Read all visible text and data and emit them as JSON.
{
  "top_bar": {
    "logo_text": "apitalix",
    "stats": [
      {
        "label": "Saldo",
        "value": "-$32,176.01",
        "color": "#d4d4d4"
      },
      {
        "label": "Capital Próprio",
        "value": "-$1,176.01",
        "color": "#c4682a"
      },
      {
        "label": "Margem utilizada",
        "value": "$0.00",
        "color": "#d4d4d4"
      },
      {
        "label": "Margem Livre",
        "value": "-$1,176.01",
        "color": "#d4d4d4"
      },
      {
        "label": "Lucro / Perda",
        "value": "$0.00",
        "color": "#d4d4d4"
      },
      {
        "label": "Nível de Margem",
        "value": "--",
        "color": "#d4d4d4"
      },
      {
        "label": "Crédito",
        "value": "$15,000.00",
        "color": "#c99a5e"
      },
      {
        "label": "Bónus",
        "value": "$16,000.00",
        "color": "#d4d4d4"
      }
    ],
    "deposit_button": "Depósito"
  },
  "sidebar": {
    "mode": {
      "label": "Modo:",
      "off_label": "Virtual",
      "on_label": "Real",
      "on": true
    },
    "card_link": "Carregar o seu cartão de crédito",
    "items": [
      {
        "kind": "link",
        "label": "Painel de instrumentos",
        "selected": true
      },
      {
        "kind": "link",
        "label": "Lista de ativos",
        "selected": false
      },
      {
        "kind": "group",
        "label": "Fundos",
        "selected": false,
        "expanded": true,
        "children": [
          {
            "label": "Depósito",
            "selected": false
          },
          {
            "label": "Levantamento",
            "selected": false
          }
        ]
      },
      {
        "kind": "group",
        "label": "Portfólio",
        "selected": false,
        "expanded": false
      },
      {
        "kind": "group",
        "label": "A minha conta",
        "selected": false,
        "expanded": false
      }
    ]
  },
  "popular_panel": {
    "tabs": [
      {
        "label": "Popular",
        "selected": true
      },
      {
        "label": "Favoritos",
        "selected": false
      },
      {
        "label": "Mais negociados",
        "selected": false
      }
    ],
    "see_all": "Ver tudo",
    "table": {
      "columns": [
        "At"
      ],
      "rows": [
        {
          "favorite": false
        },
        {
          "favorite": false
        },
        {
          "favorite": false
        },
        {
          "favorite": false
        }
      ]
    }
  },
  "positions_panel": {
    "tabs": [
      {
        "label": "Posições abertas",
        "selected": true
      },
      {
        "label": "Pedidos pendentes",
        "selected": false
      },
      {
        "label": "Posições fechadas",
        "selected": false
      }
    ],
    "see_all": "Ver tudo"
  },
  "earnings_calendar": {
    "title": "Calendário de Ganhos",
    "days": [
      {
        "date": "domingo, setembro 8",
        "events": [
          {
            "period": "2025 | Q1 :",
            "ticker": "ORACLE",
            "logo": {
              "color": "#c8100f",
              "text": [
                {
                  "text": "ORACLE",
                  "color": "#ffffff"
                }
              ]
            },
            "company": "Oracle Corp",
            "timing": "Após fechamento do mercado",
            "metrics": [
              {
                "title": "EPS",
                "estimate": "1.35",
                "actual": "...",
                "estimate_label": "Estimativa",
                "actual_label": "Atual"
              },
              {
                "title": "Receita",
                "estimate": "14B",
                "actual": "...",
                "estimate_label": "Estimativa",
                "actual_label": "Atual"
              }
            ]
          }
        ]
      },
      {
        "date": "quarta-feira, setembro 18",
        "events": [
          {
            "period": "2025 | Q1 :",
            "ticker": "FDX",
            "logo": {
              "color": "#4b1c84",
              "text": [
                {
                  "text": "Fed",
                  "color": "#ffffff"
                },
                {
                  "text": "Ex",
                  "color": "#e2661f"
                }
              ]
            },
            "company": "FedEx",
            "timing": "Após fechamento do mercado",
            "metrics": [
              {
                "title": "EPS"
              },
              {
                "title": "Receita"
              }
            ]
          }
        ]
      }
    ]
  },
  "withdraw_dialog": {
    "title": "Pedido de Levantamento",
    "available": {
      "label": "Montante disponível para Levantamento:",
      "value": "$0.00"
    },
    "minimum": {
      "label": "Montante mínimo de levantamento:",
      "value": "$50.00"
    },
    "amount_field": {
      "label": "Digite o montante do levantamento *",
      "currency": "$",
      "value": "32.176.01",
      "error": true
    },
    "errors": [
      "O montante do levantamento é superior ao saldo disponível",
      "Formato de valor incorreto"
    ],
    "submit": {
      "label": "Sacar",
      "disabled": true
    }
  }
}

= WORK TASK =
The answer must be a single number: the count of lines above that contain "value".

= SOLUTION TO THIS PROBLEM =
11